__ASSIGNMENT__. Sort through the entries below and pull out lines containing the word "tRNA".

--- DATASET ENTRIES Enclosed Below ---

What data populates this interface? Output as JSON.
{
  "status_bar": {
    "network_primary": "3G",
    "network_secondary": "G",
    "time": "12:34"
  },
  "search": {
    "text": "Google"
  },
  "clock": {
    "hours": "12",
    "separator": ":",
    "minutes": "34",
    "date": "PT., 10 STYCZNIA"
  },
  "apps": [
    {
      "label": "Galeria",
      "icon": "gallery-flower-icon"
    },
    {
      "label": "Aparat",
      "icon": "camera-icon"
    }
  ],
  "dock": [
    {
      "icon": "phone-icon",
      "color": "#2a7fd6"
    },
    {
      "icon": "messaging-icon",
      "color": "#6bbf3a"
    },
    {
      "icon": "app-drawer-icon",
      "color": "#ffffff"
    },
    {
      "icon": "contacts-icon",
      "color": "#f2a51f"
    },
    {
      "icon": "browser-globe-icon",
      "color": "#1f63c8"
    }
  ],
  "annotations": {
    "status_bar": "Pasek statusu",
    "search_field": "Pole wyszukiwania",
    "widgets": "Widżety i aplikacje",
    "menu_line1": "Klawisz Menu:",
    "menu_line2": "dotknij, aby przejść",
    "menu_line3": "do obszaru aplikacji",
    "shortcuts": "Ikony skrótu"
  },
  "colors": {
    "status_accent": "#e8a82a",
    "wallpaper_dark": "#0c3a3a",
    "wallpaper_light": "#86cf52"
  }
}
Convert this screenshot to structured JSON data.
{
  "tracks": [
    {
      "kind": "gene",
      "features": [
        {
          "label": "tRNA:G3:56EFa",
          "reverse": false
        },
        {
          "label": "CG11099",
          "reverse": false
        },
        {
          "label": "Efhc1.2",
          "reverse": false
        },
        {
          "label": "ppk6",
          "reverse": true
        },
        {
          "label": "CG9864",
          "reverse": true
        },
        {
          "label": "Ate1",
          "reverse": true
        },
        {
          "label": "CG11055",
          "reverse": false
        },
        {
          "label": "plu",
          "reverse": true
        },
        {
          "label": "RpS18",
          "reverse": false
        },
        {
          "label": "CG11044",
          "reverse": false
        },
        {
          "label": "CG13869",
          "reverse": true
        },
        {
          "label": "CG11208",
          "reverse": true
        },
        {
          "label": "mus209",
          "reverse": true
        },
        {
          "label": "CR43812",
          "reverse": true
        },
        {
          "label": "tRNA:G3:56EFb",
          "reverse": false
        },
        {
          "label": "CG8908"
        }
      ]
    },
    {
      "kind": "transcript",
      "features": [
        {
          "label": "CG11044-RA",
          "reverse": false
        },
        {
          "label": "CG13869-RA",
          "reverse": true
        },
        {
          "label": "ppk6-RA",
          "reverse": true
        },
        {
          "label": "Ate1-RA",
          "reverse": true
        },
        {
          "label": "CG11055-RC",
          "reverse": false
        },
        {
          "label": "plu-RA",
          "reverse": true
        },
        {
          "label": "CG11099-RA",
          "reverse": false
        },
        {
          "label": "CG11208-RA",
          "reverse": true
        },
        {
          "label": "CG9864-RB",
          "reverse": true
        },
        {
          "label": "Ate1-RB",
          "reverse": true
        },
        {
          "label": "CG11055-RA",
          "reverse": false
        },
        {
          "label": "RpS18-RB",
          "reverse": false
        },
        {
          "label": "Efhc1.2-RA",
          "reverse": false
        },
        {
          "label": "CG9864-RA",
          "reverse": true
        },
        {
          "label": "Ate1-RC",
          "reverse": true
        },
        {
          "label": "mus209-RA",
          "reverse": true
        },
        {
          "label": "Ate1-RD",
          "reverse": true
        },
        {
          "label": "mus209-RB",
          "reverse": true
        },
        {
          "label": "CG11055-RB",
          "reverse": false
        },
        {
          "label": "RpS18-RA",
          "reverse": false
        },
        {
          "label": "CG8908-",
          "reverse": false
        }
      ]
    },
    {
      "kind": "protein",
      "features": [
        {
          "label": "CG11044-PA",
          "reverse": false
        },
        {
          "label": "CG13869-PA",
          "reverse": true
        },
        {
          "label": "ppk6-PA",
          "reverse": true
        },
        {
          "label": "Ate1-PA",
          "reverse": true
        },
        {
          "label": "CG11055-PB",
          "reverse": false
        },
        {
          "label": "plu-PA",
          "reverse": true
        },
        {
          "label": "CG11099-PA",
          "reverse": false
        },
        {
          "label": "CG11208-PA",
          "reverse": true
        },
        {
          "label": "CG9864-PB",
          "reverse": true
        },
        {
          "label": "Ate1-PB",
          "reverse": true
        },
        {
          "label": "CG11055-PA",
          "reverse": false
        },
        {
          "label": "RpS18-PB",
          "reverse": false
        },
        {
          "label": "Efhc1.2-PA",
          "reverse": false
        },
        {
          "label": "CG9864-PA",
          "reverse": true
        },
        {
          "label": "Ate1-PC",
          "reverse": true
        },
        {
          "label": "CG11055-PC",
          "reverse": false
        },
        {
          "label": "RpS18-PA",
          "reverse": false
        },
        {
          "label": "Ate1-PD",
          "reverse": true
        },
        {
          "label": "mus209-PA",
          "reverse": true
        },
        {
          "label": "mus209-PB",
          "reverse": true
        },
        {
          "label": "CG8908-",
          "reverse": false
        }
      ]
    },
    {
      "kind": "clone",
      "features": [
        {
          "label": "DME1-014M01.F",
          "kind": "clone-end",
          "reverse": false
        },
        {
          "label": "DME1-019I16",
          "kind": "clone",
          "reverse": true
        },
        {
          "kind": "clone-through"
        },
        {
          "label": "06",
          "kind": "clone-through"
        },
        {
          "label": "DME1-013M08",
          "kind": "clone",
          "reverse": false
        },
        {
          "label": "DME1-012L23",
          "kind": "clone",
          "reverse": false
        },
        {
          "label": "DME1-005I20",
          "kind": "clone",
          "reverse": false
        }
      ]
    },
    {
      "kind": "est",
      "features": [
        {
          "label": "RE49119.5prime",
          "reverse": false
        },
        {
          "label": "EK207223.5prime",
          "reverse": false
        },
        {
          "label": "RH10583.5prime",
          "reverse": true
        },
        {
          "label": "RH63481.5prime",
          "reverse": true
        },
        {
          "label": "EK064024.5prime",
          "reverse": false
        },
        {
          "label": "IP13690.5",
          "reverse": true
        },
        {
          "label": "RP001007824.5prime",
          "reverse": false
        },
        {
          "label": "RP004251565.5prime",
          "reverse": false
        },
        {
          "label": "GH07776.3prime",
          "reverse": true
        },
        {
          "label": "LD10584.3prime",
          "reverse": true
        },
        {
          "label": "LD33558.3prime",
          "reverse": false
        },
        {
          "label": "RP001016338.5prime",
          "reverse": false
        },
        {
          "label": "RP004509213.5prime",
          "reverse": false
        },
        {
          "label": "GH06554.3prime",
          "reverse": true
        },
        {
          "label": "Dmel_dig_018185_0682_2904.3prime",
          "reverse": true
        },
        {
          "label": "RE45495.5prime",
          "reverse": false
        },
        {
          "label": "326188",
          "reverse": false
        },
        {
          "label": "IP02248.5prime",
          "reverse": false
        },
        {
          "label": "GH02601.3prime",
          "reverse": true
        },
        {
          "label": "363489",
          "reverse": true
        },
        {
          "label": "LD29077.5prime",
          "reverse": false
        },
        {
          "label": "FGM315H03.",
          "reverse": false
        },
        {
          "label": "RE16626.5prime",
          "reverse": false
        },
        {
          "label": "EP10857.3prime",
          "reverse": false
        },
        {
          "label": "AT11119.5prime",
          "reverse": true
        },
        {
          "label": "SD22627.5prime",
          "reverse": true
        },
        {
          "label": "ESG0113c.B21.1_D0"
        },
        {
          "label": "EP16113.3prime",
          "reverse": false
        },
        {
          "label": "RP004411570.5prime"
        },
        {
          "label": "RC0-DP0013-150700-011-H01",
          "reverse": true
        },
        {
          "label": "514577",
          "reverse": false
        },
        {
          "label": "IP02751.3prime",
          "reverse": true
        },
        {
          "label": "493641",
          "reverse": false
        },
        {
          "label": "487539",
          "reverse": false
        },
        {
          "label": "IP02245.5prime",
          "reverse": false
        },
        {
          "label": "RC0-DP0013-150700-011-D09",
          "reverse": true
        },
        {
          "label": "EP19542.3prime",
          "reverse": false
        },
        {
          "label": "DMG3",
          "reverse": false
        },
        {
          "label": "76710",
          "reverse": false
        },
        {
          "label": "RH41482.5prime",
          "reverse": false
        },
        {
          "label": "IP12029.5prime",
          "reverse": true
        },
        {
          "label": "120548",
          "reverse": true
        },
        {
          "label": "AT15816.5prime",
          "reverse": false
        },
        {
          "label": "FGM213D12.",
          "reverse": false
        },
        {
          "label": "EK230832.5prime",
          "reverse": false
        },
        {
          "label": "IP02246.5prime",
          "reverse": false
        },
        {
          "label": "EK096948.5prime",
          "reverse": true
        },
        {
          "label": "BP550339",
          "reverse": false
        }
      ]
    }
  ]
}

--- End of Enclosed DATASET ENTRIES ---

__SOLUTION BELOW__.
          "label": "tRNA:G3:56EFa",
          "label": "tRNA:G3:56EFb",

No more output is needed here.